_Data for review:_

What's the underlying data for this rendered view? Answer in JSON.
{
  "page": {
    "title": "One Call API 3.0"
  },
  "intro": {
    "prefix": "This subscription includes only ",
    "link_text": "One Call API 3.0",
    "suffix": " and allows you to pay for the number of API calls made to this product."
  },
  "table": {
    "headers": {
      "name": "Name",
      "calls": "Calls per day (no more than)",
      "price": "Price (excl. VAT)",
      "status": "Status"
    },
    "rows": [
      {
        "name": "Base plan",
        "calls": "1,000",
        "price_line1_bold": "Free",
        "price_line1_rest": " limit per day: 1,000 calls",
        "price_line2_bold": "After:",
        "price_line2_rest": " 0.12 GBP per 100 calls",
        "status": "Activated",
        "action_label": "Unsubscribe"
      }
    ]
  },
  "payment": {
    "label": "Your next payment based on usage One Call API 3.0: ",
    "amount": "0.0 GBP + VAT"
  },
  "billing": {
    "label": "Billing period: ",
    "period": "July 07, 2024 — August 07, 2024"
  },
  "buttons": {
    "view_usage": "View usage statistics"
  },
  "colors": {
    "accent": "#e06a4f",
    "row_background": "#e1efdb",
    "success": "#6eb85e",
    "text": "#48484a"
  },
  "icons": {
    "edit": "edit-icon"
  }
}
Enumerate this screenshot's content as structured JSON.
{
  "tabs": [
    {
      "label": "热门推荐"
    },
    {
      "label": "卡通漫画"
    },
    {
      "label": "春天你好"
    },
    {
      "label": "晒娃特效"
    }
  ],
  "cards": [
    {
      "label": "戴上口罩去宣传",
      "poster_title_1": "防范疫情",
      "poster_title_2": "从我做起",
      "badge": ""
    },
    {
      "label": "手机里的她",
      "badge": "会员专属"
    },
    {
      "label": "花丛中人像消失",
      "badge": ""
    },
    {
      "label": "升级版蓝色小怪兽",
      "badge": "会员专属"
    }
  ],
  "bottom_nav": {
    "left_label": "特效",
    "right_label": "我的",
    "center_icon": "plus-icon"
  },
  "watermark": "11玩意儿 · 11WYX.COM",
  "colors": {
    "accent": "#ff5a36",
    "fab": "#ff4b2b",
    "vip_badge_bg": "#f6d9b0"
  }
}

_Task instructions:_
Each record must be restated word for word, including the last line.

_Answer for this exercise:_
What's the underlying data for this rendered view? Answer in JSON.
{
  "page": {
    "title": "One Call API 3.0"
  },
  "intro": {
    "prefix": "This subscription includes only ",
    "link_text": "One Call API 3.0",
    "suffix": " and allows you to pay for the number of API calls made to this product."
  },
  "table": {
    "headers": {
      "name": "Name",
      "calls": "Calls per day (no more than)",
      "price": "Price (excl. VAT)",
      "status": "Status"
    },
    "rows": [
      {
        "name": "Base plan",
        "calls": "1,000",
        "price_line1_bold": "Free",
        "price_line1_rest": " limit per day: 1,000 calls",
        "price_line2_bold": "After:",
        "price_line2_rest": " 0.12 GBP per 100 calls",
        "status": "Activated",
        "action_label": "Unsubscribe"
      }
    ]
  },
  "payment": {
    "label": "Your next payment based on usage One Call API 3.0: ",
    "amount": "0.0 GBP + VAT"
  },
  "billing": {
    "label": "Billing period: ",
    "period": "July 07, 2024 — August 07, 2024"
  },
  "buttons": {
    "view_usage": "View usage statistics"
  },
  "colors": {
    "accent": "#e06a4f",
    "row_background": "#e1efdb",
    "success": "#6eb85e",
    "text": "#48484a"
  },
  "icons": {
    "edit": "edit-icon"
  }
}
Enumerate this screenshot's content as structured JSON.
{
  "tabs": [
    {
      "label": "热门推荐"
    },
    {
      "label": "卡通漫画"
    },
    {
      "label": "春天你好"
    },
    {
      "label": "晒娃特效"
    }
  ],
  "cards": [
    {
      "label": "戴上口罩去宣传",
      "poster_title_1": "防范疫情",
      "poster_title_2": "从我做起",
      "badge": ""
    },
    {
      "label": "手机里的她",
      "badge": "会员专属"
    },
    {
      "label": "花丛中人像消失",
      "badge": ""
    },
    {
      "label": "升级版蓝色小怪兽",
      "badge": "会员专属"
    }
  ],
  "bottom_nav": {
    "left_label": "特效",
    "right_label": "我的",
    "center_icon": "plus-icon"
  },
  "watermark": "11玩意儿 · 11WYX.COM",
  "colors": {
    "accent": "#ff5a36",
    "fab": "#ff4b2b",
    "vip_badge_bg": "#f6d9b0"
  }
}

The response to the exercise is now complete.